Whether you choose a simple task list, or the three-tier list, sitting down during that first hour to plan your day is a road map to help you navigate the chaos that a typical day brings. More importantly, it is a great reminder for me to think about specializing my lists each day to keep them manageable and achievable. My clutter drawer of a task list still exists, and it usually makes my three tier list easier to create. That being said, knowing what I am setting out to do is a great way to get it done! Just remember, with every good plan comes a need to stay flexible to what lies ahead.
Moving on, I must warn you, this next tip may appear easy until you actually try to do it!
AVOID checking email first thing in the morning:
WHAT? This seems like a simple pointer, but if you are anything like me, this is the first thing I lean for! However, since I am keeping an open mind (except about the healthy snacks) why do I need to check my email first thing? Of course when working for a global company, this can be a priority. Obviously there are only so many parallel working hours in the day across regions, but WHY should this be the first activity of your day? So I gave it a try. And it was HARD. I am not being dramatic here, it was like a huge magnetic force pulling my attention and very difficult to resist. But I did. I worked on my task list (in full disclosure maybe I took a tiny peek at my email subject lines to ensure my priorities were straight, but I did not dive into emails).
Then I took another valuable first hour direction from the article.
Do something creative:
We all know our energy for creativity and innovation is greater first thing in the morning. At least for me, it becomes harder to engage later in the day after my mind has been stretched and worn out. So I did as the authors of this article suggested and flipped the script. My first hour was purely creative and as a bonus, something to help a colleague that I had been meaning to do. I was able to accomplish the task with a fresh and clear mind (which actually made the task less time-consuming). After completing a task on my list, I checked it off. It felt so good I went on to my priorities (also checking the email finally…PHEW).

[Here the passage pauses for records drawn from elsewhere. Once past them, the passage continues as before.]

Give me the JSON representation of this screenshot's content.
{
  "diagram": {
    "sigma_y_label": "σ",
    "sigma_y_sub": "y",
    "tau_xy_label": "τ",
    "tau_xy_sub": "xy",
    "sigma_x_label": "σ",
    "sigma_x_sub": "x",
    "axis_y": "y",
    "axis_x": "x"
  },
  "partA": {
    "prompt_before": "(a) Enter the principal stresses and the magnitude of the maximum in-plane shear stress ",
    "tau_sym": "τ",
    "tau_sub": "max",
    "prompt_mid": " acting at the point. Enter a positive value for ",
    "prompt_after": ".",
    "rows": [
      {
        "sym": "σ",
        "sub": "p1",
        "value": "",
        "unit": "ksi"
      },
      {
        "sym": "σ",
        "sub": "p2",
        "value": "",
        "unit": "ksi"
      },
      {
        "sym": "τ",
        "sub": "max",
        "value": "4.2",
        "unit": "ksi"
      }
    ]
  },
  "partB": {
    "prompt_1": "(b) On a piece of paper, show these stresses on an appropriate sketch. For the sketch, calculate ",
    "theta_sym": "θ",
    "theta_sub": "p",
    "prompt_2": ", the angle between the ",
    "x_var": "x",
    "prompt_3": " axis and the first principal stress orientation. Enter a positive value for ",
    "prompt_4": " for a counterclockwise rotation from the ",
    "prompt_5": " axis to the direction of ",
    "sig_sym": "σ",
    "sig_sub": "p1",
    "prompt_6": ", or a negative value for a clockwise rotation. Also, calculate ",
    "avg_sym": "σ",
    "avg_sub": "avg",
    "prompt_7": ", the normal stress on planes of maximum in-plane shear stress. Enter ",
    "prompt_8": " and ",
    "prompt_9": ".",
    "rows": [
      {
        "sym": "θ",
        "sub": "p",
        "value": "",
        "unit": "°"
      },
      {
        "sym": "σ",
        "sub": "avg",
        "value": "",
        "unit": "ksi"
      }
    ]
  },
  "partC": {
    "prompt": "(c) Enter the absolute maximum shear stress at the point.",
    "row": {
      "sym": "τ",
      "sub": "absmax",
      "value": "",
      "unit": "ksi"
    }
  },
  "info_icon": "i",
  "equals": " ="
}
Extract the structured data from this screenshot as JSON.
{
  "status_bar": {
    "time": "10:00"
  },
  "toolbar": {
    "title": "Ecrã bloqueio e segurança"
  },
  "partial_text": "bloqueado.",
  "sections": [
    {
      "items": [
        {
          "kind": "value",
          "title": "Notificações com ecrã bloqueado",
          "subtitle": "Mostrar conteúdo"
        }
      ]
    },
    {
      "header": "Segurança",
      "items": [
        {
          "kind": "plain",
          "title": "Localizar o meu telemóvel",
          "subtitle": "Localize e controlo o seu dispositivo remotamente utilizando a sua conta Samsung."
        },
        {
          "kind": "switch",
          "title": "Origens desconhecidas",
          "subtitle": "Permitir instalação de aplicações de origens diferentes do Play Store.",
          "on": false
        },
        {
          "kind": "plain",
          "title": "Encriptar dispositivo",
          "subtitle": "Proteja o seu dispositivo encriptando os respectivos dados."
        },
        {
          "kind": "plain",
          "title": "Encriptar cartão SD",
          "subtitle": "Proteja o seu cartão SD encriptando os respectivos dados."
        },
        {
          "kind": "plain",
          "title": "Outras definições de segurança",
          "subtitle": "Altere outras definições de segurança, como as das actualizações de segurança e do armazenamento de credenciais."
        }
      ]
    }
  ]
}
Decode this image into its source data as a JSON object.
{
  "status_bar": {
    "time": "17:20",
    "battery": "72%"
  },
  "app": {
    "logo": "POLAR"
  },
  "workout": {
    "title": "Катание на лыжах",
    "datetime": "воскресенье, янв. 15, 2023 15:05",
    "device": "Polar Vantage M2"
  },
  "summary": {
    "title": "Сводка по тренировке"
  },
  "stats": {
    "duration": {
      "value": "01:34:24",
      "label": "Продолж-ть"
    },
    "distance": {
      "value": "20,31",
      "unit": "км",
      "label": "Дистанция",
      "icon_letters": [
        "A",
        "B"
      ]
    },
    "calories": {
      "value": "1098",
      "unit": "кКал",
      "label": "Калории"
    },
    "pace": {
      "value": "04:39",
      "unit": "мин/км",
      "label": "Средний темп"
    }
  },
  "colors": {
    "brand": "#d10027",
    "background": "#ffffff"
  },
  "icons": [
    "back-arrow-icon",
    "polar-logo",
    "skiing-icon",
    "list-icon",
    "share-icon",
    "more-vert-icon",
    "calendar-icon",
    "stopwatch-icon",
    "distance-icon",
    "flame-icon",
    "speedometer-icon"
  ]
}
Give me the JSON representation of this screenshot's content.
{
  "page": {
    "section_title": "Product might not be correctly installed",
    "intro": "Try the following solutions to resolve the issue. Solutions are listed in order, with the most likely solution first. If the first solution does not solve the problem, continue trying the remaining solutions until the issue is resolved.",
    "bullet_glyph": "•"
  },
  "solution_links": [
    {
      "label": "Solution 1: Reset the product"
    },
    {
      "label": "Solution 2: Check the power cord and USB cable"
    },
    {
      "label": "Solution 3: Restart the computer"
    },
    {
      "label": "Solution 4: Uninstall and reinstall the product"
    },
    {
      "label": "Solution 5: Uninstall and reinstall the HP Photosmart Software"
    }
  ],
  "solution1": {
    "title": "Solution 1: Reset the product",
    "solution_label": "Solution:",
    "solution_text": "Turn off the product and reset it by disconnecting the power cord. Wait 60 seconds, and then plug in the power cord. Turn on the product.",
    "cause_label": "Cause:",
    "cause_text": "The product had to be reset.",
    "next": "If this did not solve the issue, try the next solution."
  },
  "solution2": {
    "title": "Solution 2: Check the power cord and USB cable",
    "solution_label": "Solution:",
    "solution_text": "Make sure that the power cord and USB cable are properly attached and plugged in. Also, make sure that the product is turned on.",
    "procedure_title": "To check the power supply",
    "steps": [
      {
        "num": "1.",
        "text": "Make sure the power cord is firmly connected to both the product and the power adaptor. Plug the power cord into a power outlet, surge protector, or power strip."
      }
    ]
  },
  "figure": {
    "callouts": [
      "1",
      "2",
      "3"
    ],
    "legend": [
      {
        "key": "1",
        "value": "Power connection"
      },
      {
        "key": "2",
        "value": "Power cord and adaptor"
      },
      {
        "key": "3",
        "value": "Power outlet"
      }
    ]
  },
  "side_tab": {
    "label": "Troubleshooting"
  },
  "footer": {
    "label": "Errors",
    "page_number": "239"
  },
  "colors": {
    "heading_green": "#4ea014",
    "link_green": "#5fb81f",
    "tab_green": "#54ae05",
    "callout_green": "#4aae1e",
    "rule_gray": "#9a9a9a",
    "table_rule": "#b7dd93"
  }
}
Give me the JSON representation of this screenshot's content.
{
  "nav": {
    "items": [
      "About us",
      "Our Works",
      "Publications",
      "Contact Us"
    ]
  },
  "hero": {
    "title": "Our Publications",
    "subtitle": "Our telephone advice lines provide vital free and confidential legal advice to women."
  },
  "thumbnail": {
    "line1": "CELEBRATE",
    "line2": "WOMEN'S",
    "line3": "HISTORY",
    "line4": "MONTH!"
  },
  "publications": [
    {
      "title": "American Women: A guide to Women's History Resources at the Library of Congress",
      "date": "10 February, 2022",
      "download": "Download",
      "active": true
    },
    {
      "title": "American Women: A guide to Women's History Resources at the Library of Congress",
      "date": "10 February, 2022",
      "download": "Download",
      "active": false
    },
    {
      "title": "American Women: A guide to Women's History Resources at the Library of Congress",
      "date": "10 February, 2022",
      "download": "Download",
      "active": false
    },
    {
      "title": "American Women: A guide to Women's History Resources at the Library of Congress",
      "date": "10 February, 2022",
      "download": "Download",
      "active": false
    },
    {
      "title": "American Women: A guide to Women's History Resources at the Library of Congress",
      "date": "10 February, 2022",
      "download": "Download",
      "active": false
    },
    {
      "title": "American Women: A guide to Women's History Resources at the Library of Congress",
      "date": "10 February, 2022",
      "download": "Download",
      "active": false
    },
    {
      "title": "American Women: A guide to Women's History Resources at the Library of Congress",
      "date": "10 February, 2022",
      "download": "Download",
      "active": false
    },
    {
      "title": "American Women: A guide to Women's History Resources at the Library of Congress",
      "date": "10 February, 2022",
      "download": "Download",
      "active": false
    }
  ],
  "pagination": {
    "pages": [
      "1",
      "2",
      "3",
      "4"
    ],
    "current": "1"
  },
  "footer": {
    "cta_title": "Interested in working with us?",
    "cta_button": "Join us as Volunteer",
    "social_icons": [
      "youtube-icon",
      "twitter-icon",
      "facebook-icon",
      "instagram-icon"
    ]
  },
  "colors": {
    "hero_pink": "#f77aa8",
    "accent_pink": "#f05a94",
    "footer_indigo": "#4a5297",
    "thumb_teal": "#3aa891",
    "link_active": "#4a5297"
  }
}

I will say this, it was very difficult to change habits I was not even aware I had. Before reading this article I would have said I do not have a routine to my first hour of the day. After embracing some of these tips I realized that I did have a routine of habits. While they were serving me just fine, they were not necessarily serving MY best performance! Prioritizing with the 3-tier task list gave me more focus. By adding people to this list I was ensuring I was aligning with my team and other leaders, or merely leaving room to learn from and connect with my larger network. By doing something creative in the morning I used my energy strategically. By not checking my email first thing, I freed myself of everyone else’s agendas. I was able to set my own priorities (which I did adjust as I worked through my emails). I was also able to focus my day, stick to what I prioritized, and this in the end provided me more clarity, concentration, strategy and energy to be the most successful I could be. I became less reactive and much more proactive.
I am sure there are many other tricks out there to learn, but bringing more thoughtfulness to the first hour of my day has been refreshing. It has given me the capacity to tackle each day with more enthusiasm, clarity and purpose. I’m not sure this is the key to career success, but it absolutely enables me to be a better leader.
Whether you choose to avoid your emails for the first hour, spend your time stocking up on healthy snacks, or doing something creative and creating a plan for the day, I have learned that this first hour is what sets the tone for the rest of your day. Make it count and make it work for you!
Erin De Vito is a Program Manager at Impact Americas.